The hack isn’t technically a theft, as the money was created rather than stolen. Cryptocurrencies like Bitcoin are ‘mined’ by solving complex algorithms, a process that gets harder as it goes on, requiring more and more computing power to generate new currency. The hacker used malware to infect the NAS drives, harnessing their collective power to generate Dogecoin, a Bitcoin derivative named after a popular internet meme.
The NAS drives in question were made by Taiwanese company Synology. In February this year, users started to notice sluggish performance from their drives. One user posted on Facebook that he had found a folder entitled ‘PWNED’ on his drive that was responsible for the drop in performance.
It had already been noted last September that the drives contained flaws in their operating system that would allow remote attackers to install malware. Researchers David Shear and Pat Litke examined several users’ ‘PWNED’ folders and discovered a program called CPUminer, designed to mine Bitcoins or similar.
Checking the public record of transactions in Dogecoin – all cryptocurrency transactions are publicly logged – they were able to track the operations back to the same hacker. A total of more than 500 million coins were mined – at today’s exchange rate, worth $200,000. However, exchange rates were higher earlier in the year, and Litke and Shear worked out the hacker would have made $620,496.

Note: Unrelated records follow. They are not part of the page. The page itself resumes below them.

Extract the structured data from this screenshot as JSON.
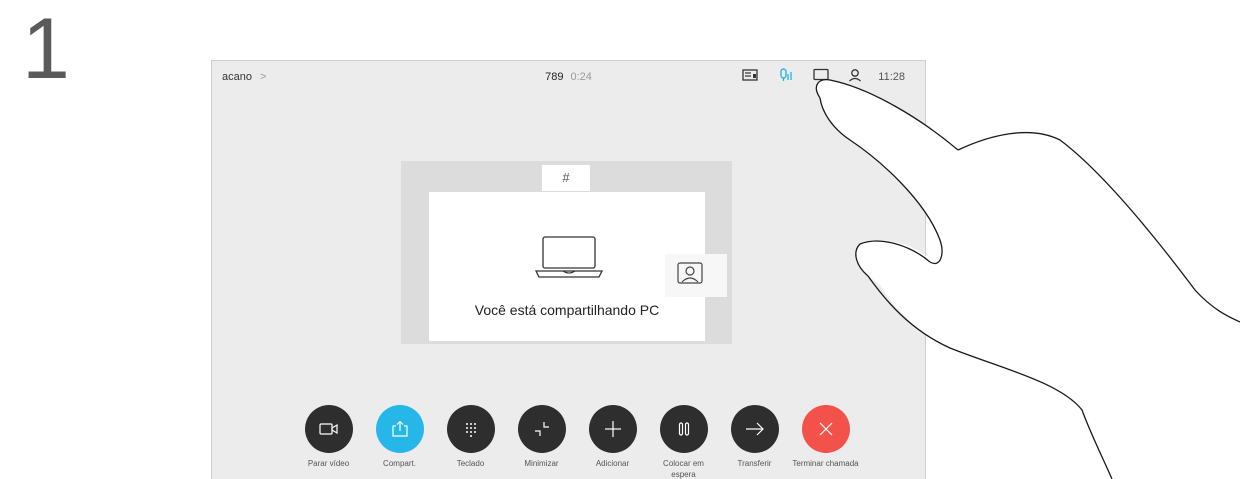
{
  "step": {
    "number": "1"
  },
  "topbar": {
    "breadcrumb": "acano",
    "chevron": ">",
    "call_number": "789",
    "call_duration": "0:24",
    "time": "11:28",
    "icons": [
      "layout-icon",
      "microphone-icon",
      "chat-icon",
      "person-icon"
    ]
  },
  "share": {
    "tab_label": "#",
    "message": "Você está compartilhando PC"
  },
  "controls": [
    {
      "id": "video",
      "label": "Parar vídeo",
      "icon": "camera-icon"
    },
    {
      "id": "share",
      "label": "Compart.",
      "icon": "share-icon",
      "active": true
    },
    {
      "id": "keypad",
      "label": "Teclado",
      "icon": "keypad-icon"
    },
    {
      "id": "minimize",
      "label": "Minimizar",
      "icon": "minimize-icon"
    },
    {
      "id": "add",
      "label": "Adicionar",
      "icon": "plus-icon"
    },
    {
      "id": "hold",
      "label": "Colocar em espera",
      "icon": "pause-icon"
    },
    {
      "id": "transfer",
      "label": "Transferir",
      "icon": "arrow-right-icon"
    },
    {
      "id": "end",
      "label": "Terminar chamada",
      "icon": "close-icon"
    }
  ],
  "colors": {
    "share_active": "#26b6e8",
    "end_call": "#f2524a",
    "button_dark": "#2e2e2e",
    "mic_active": "#26b6e8"
  }
}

The hacker is believed to be German, and to have hacked other devices as part of accumulating his ill-gotten fortune. Fraudulent mining operations have been discovered on a wide range of devices including smartphones and CCTV cameras, as hackers look to use devices with weaker security than PCs.
Author Alan Martin, ESET